Mosquito-borne diseases are a risk all year round. However, there’s a heightened risk of dengue during the rainy season (June to October). You should take precautions to avoid being bitten by mosquitoes.
The legal status and regulation of some medicines prescribed or bought in the UK can be different in other countries.
The NHS has information on whether you can take your medicine abroad.
Healthcare facilities in the Philippines
The availability of medical care varies across the Philippines and may not meet the standards of care in the UK, particularly in rural and remote areas. Many places, including some tourist destinations, do not have easy access to emergency medical care.
Private hospital treatment and medical transport is expensive – the daily cost in intensive care units can be more than £1,000. Make sure you have adequate travel health insurance and accessible funds to cover the cost of any medical treatment, including repatriation.
Travel and mental health
The Foreign, Commonwealth & Development Office (FCDO) cannot provide tailored advice for individual trips. Read this travel advice and carry out your own research before deciding whether to travel.
Emergency services in the Philippines
Telephone: 911 (ambulance, fire, police)
Contact your travel provider and insurer
Contact your travel provider and your insurer if you are involved in a serious incident or emergency abroad. They will tell you if they can help and what you need to do.
Refunds and changes to travel
For refunds or changes to travel, contact your travel provider. You may also be able to make a claim through insurance. However, insurers usually require you to talk to your travel provider first.
Find out more about changing or cancelling travel plans, including:
- where to get advice if you are in a dispute with a provider
- how to access previous versions of travel advice to support a claim
Support from FCDO
FCDO has guidance on staying safe and what to do if you need help or support abroad, including:
- finding English-speaking lawyers, funeral directors and translators and interpreters in the Philippines
- dealing with a death in the Philippines
- being arrested or imprisoned in the Philippines
- getting help if you’re a victim of crime

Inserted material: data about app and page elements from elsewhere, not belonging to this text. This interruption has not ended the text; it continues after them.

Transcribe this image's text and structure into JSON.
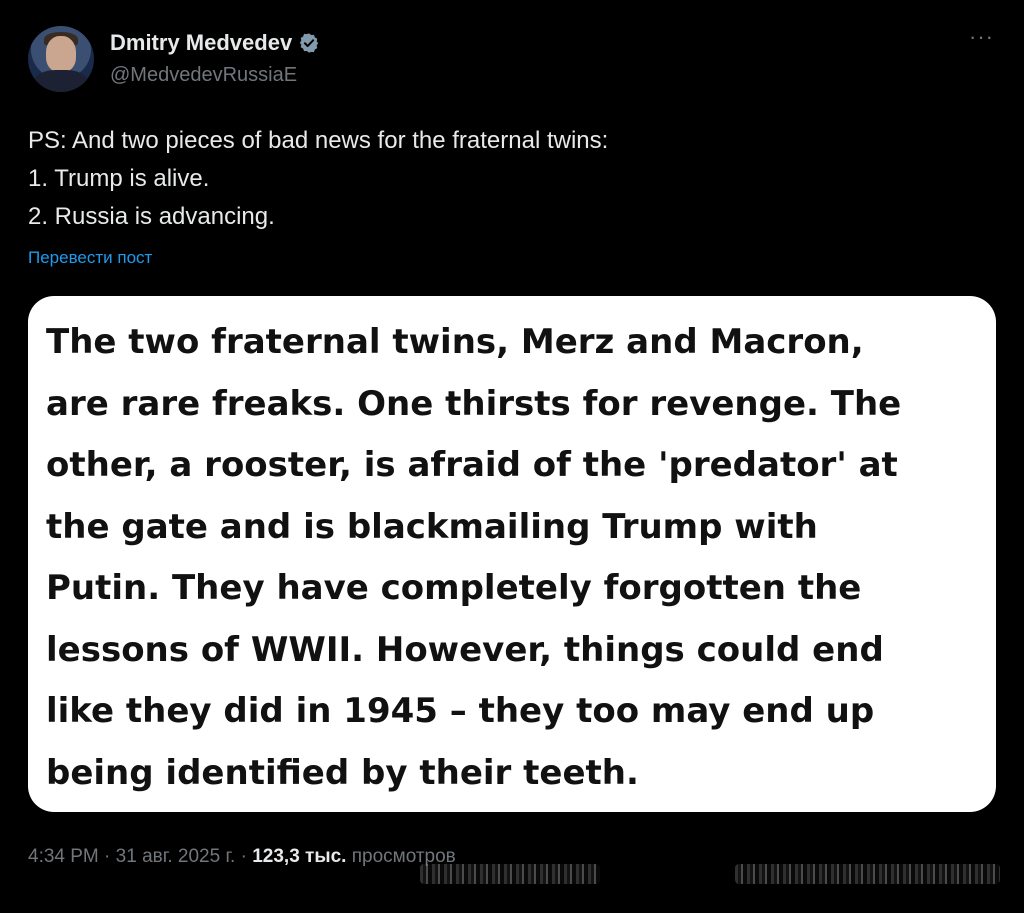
{
  "author": {
    "display_name": "Dmitry Medvedev",
    "handle": "@MedvedevRussiaE",
    "avatar_icon": "profile-photo-icon",
    "verified_icon": "verified-badge-icon"
  },
  "menu": {
    "more_label": "···"
  },
  "post": {
    "lines": [
      "PS: And two pieces of bad news for the fraternal twins:",
      "1. Trump is alive.",
      "2. Russia is advancing."
    ],
    "translate_label": "Перевести пост"
  },
  "media": {
    "lines": [
      "The two fraternal twins, Merz and Macron,",
      "are rare freaks. One thirsts for revenge. The",
      "other, a rooster, is afraid of the 'predator' at",
      "the gate and is blackmailing Trump with",
      "Putin. They have completely forgotten the",
      "lessons of WWII. However, things could end",
      "like they did in 1945 – they too may end up",
      "being identified by their teeth."
    ]
  },
  "meta": {
    "time": "4:34 PM",
    "sep1": " · ",
    "date": "31 авг. 2025 г.",
    "sep2": " · ",
    "views_count": "123,3 тыс.",
    "views_label": " просмотров"
  },
  "colors": {
    "background": "#000000",
    "text_primary": "#e7e9ea",
    "text_secondary": "#71767b",
    "link": "#1d9bf0",
    "verified": "#829aab",
    "media_background": "#ffffff"
  }
}
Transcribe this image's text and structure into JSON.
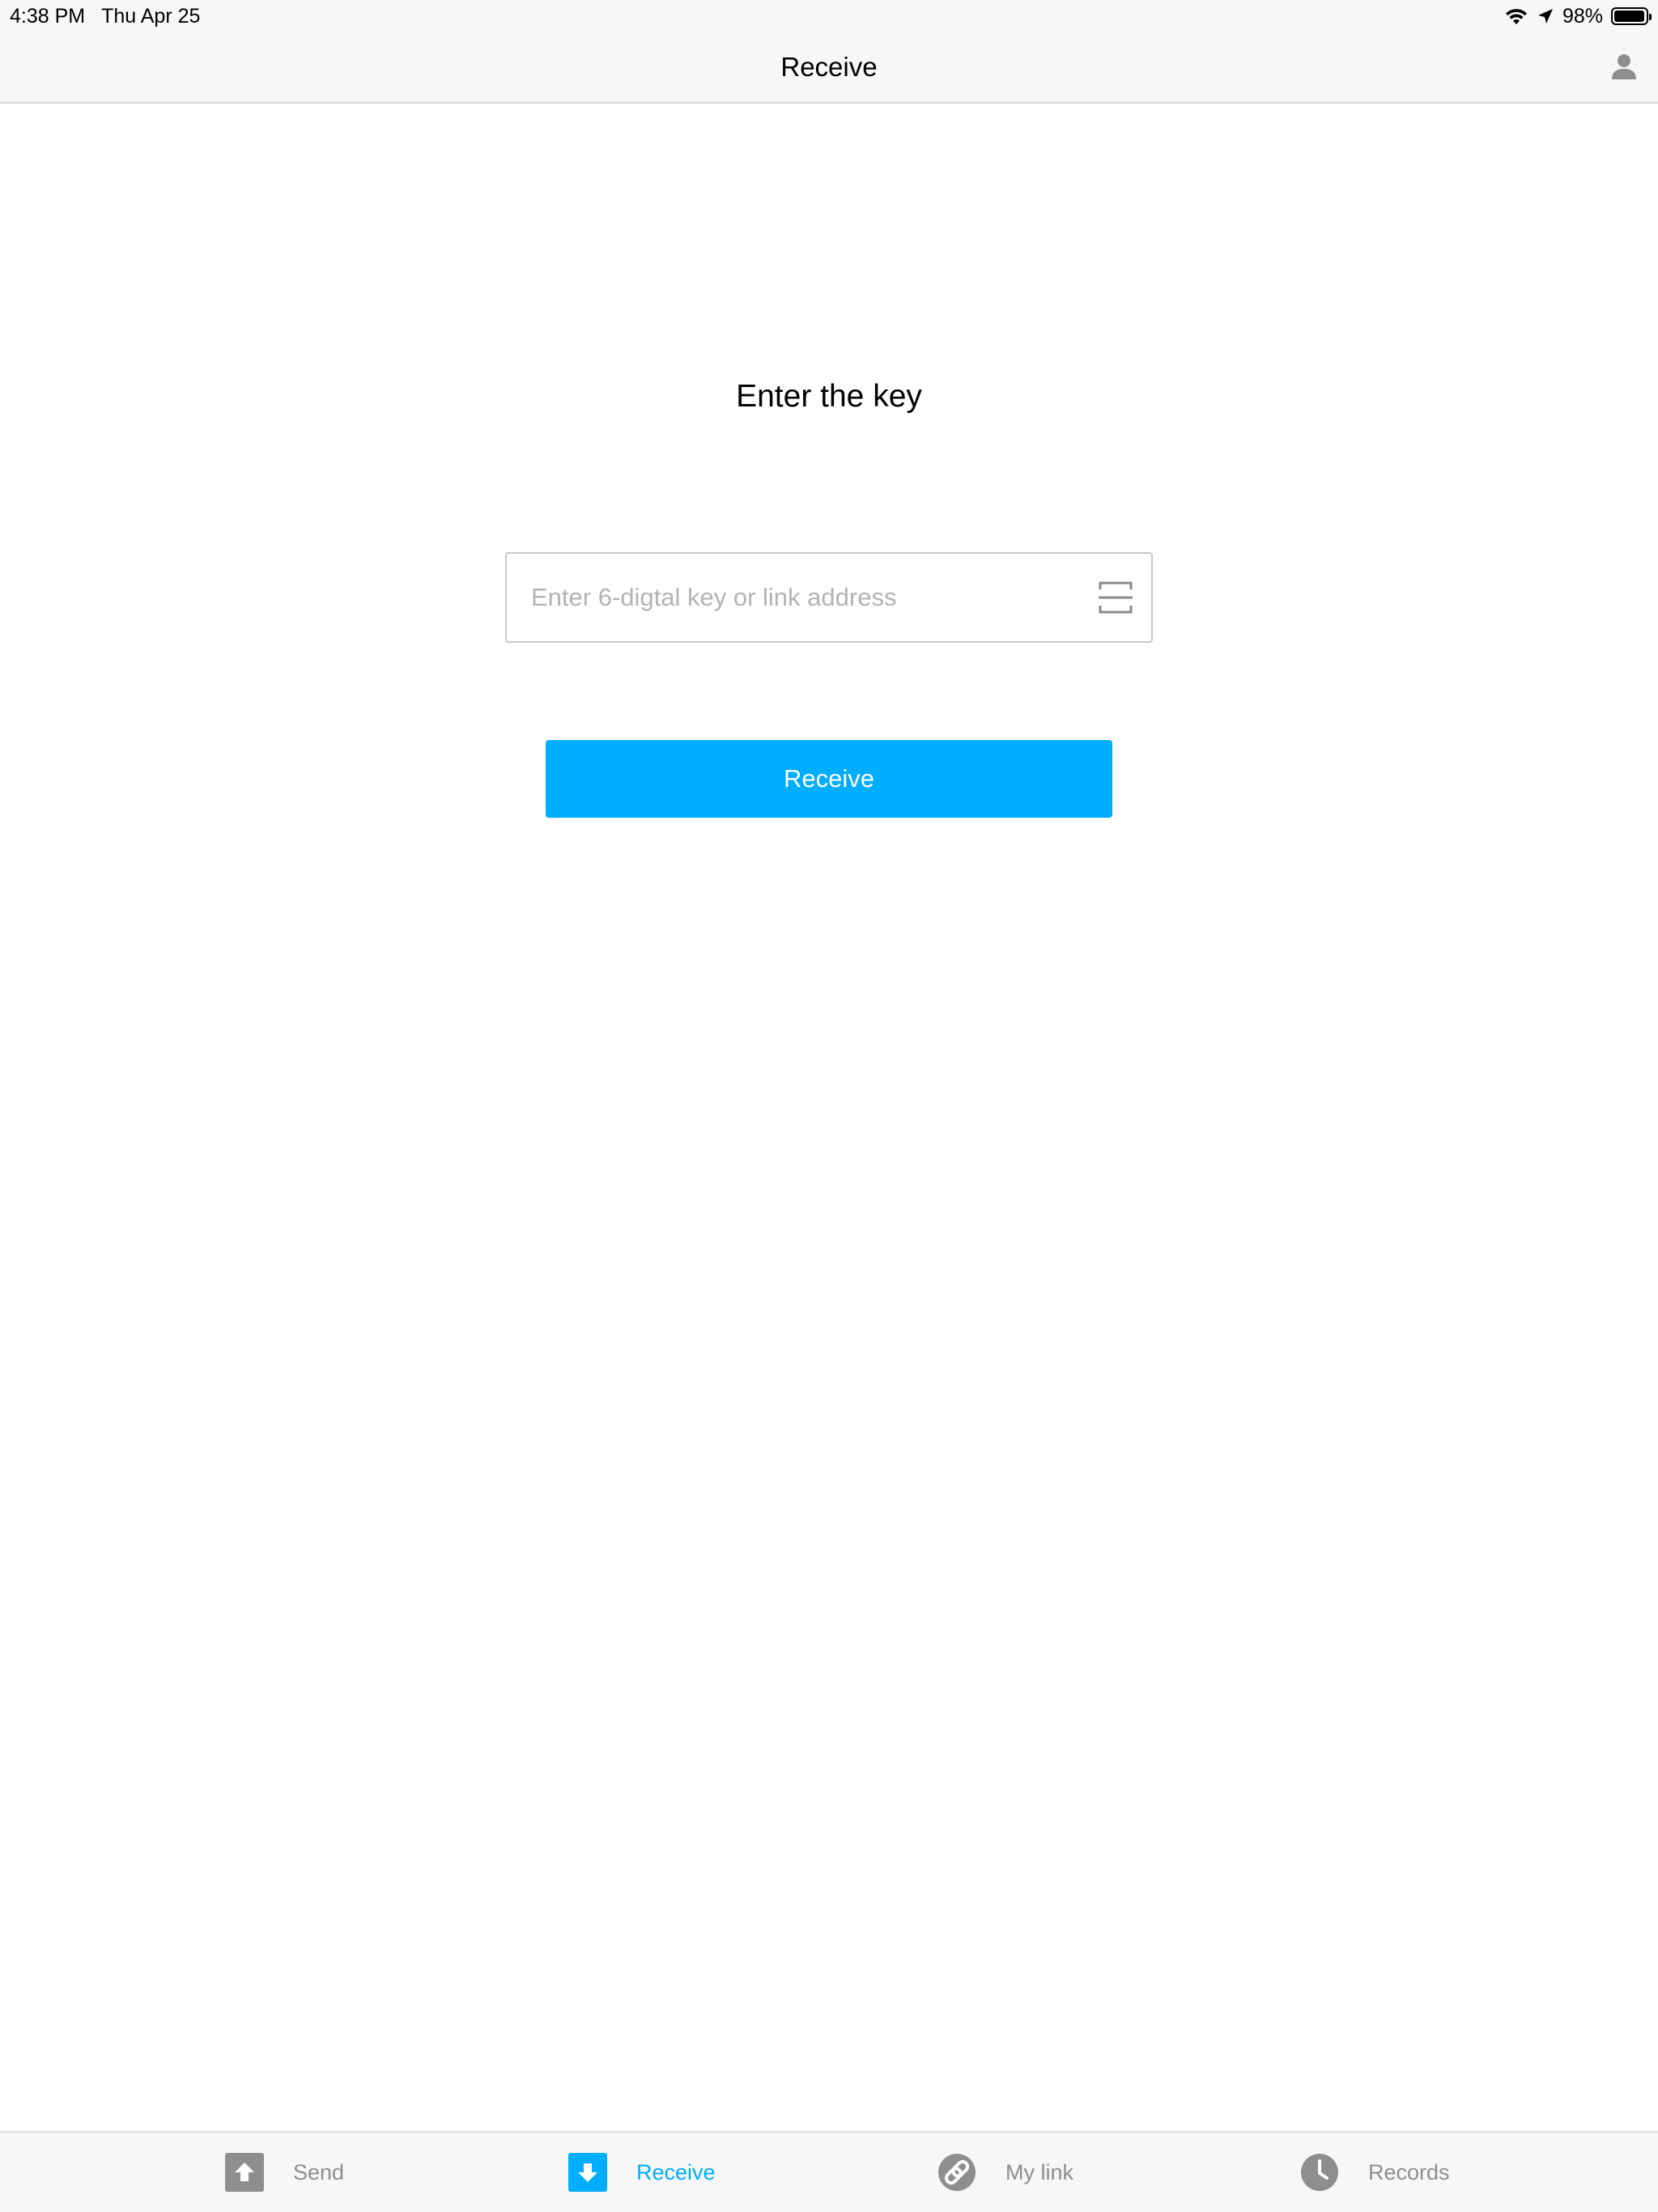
{
  "status_bar": {
    "time": "4:38 PM",
    "date": "Thu Apr 25",
    "battery_percent": "98%",
    "battery_level": 0.98,
    "icons": [
      "wifi-icon",
      "location-arrow-icon",
      "battery-icon"
    ]
  },
  "nav": {
    "title": "Receive",
    "right_icon": "person-icon"
  },
  "main": {
    "heading": "Enter the key",
    "key_input": {
      "value": "",
      "placeholder": "Enter 6-digtal key or link address",
      "trailing_icon": "scan-icon"
    },
    "receive_button_label": "Receive"
  },
  "tab_bar": {
    "active": "Receive",
    "tabs": [
      {
        "label": "Send",
        "icon": "upload-arrow-icon"
      },
      {
        "label": "Receive",
        "icon": "download-arrow-icon"
      },
      {
        "label": "My link",
        "icon": "link-icon"
      },
      {
        "label": "Records",
        "icon": "clock-icon"
      }
    ]
  },
  "colors": {
    "accent": "#00adfe",
    "inactive": "#8e8e8e",
    "bar_background": "#f7f7f7",
    "placeholder": "#b3b3b3"
  }
}
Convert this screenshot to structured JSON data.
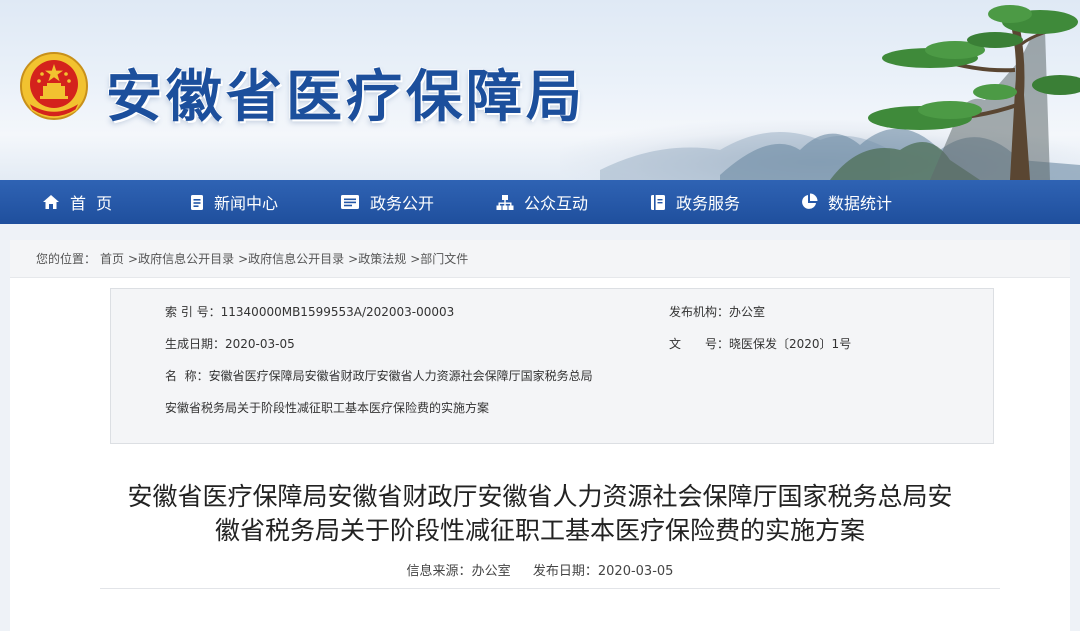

- what to do if you’re in hospital
- if you’re affected by a crisis, such as a terrorist attack
You can also contact FCDO online.
Help abroad in an emergency
If you’re in the Philippines and you need emergency help from the UK government, contact the British Embassy in Manila.
FCDO in London
You can call FCDO in London if you need urgent help because something has happened to a friend or relative abroad.
Telephone: 020 7008 5000 (24 hours)
Risk information for British companies
The Overseas Business Risk service offers information and advice for British companies operating overseas on how to manage political, economic, and business security-related risks.